■ **How to complete this task**
An exact copy of the data is needed, but without any of its images.

──────── Input records ────────

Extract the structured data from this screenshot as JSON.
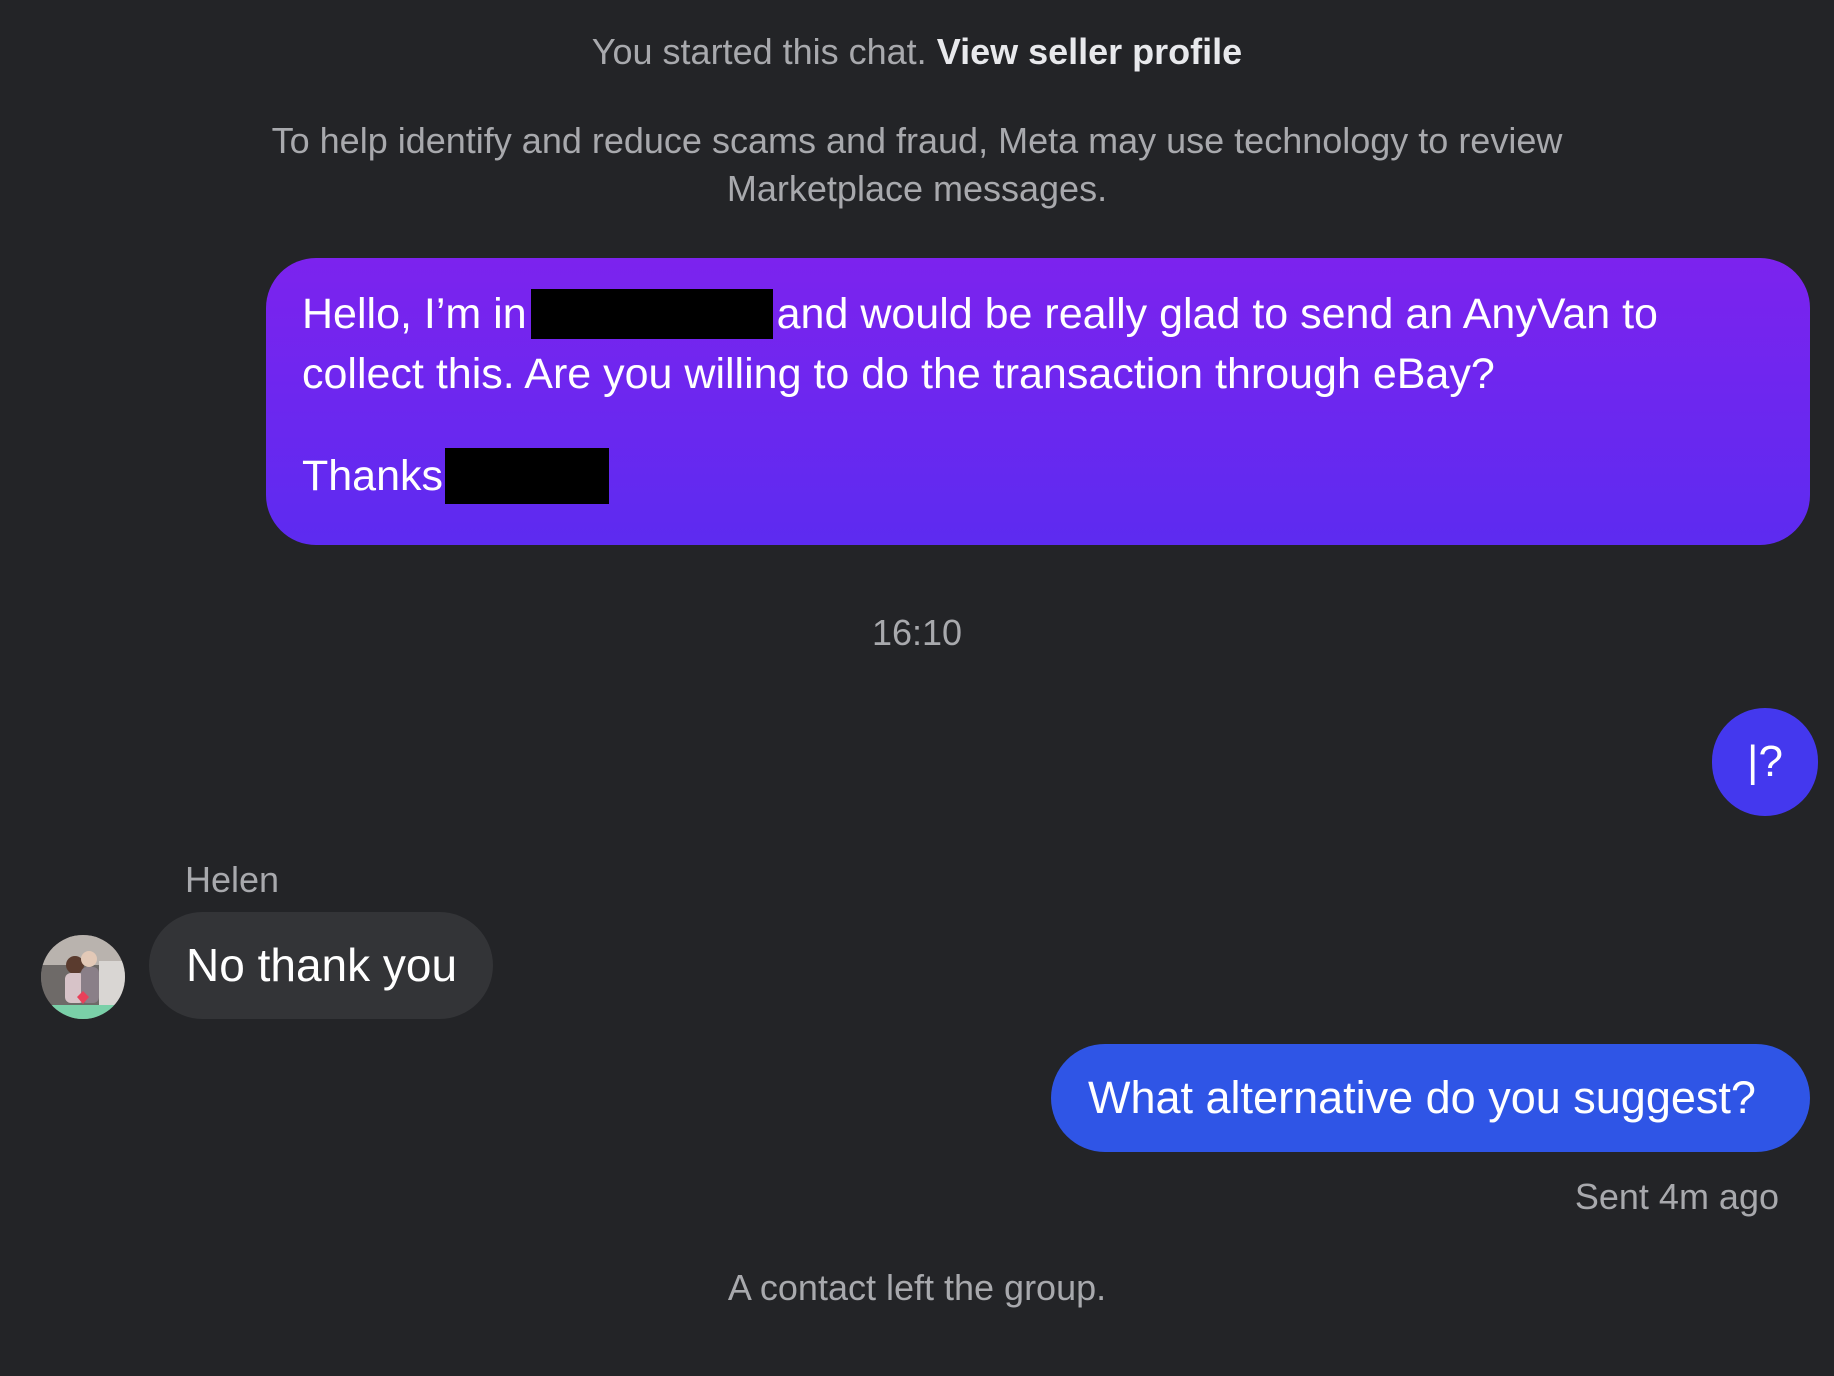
{
  "chat_start": {
    "text": "You started this chat.",
    "link_label": "View seller profile"
  },
  "notice": {
    "text": "To help identify and reduce scams and fraud, Meta may use technology to review Marketplace messages."
  },
  "messages": [
    {
      "sender": "me",
      "part1": "Hello, I’m in",
      "part2": "and would be really glad to send an AnyVan to collect this. Are you willing to do the transaction through eBay?",
      "signoff": "Thanks",
      "redacted": true
    },
    {
      "sender": "system",
      "text": "16:10"
    },
    {
      "sender": "me",
      "text": "|?"
    },
    {
      "sender": "Helen",
      "name": "Helen",
      "text": "No thank you"
    },
    {
      "sender": "me",
      "text": "What alternative do you suggest?",
      "status": "Sent 4m ago"
    }
  ],
  "footer_notice": "A contact left the group.",
  "colors": {
    "background": "#232427",
    "bubble_purple_top": "#7c23ee",
    "bubble_purple_bottom": "#5d2bf0",
    "bubble_indigo": "#4438ee",
    "bubble_blue": "#2f55e6",
    "bubble_incoming": "#333437",
    "muted_text": "#a8a9ad"
  }
}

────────

■ **Solution to this task**
Extract the structured data from this screenshot as JSON.
{
  "chat_start": {
    "text": "You started this chat.",
    "link_label": "View seller profile"
  },
  "notice": {
    "text": "To help identify and reduce scams and fraud, Meta may use technology to review Marketplace messages."
  },
  "messages": [
    {
      "sender": "me",
      "part1": "Hello, I’m in",
      "part2": "and would be really glad to send an AnyVan to collect this. Are you willing to do the transaction through eBay?",
      "signoff": "Thanks",
      "redacted": true
    },
    {
      "sender": "system",
      "text": "16:10"
    },
    {
      "sender": "me",
      "text": "|?"
    },
    {
      "sender": "Helen",
      "name": "Helen",
      "text": "No thank you"
    },
    {
      "sender": "me",
      "text": "What alternative do you suggest?",
      "status": "Sent 4m ago"
    }
  ],
  "footer_notice": "A contact left the group.",
  "colors": {
    "background": "#232427",
    "bubble_purple_top": "#7c23ee",
    "bubble_purple_bottom": "#5d2bf0",
    "bubble_indigo": "#4438ee",
    "bubble_blue": "#2f55e6",
    "bubble_incoming": "#333437",
    "muted_text": "#a8a9ad"
  }
}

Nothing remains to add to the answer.